Data records for software interfaces:

"""

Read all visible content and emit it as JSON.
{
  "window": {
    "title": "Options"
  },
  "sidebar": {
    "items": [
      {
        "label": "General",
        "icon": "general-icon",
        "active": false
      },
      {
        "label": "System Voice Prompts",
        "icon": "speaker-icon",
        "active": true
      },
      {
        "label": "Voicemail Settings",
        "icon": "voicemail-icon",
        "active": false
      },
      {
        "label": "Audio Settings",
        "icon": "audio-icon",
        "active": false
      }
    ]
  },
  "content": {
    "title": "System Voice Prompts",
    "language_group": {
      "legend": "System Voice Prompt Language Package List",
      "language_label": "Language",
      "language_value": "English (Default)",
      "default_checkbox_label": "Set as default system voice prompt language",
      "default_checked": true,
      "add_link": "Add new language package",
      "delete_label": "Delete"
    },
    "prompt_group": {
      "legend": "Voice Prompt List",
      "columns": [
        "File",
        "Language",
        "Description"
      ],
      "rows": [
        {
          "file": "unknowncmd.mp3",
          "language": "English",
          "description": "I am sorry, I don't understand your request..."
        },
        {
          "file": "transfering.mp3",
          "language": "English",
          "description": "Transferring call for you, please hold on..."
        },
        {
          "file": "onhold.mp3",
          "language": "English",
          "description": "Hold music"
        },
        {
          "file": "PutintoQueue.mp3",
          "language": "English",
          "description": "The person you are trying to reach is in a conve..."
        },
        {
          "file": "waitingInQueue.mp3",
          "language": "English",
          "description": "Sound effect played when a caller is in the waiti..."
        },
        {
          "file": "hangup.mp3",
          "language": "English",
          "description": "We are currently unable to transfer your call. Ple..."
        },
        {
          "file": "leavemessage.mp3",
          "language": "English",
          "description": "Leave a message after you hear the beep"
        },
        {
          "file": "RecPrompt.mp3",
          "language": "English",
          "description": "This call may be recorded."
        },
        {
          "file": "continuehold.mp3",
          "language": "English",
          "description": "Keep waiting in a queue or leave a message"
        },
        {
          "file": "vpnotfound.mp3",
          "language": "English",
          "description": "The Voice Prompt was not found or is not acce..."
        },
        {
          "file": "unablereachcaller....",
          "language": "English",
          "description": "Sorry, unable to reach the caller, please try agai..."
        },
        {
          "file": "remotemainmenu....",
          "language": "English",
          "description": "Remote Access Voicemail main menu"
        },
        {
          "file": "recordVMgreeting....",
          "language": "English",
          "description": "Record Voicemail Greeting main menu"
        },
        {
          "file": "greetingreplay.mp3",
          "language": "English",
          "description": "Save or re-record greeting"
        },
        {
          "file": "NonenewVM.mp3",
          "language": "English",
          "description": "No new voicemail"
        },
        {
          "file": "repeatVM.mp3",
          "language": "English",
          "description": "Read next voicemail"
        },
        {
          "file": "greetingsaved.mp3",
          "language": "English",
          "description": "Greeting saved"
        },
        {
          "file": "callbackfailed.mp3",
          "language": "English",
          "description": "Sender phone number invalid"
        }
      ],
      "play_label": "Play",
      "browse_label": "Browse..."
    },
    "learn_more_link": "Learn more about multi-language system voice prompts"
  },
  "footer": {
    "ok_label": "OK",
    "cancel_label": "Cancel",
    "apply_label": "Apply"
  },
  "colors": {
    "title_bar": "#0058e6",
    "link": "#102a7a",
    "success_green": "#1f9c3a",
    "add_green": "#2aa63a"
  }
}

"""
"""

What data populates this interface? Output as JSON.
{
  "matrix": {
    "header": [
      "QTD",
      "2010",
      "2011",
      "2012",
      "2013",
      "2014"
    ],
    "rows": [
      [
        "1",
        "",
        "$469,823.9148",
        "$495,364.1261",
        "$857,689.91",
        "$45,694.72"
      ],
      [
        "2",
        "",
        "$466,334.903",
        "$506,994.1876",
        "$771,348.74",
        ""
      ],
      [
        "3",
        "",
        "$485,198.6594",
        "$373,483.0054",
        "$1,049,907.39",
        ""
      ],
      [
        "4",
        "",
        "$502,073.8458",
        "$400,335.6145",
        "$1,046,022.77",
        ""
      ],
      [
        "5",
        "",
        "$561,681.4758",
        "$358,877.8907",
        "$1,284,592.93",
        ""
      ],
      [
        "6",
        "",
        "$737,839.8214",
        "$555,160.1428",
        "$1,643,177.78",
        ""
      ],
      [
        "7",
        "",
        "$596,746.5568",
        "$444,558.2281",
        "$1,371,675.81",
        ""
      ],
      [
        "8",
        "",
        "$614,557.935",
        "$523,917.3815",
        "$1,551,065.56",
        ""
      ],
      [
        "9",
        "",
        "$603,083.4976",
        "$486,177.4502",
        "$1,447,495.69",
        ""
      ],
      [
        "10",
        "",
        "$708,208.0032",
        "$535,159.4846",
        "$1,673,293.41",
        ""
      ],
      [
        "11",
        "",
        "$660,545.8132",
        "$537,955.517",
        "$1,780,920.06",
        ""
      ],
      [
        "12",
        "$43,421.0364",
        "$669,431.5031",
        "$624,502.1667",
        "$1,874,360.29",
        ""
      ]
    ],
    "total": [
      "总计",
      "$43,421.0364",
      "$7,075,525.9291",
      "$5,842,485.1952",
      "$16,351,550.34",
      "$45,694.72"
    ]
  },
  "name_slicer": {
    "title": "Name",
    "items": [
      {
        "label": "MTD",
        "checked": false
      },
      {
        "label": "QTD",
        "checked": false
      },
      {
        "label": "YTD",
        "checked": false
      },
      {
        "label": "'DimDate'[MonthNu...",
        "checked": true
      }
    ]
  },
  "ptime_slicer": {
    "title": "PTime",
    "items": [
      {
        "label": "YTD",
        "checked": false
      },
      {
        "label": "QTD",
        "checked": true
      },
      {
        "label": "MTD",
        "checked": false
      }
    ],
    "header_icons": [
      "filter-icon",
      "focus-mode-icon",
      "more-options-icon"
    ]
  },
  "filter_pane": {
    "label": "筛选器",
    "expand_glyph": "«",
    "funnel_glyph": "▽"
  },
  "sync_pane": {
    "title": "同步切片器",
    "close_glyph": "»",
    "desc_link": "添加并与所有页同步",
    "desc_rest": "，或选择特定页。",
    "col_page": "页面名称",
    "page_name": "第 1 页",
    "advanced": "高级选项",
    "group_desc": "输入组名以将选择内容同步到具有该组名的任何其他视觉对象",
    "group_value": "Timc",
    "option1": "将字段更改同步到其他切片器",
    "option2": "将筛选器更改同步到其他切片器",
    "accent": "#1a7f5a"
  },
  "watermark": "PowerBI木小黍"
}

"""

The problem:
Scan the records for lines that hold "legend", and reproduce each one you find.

Reply to the exercise:
      "legend": "System Voice Prompt Language Package List",
      "legend": "Voice Prompt List",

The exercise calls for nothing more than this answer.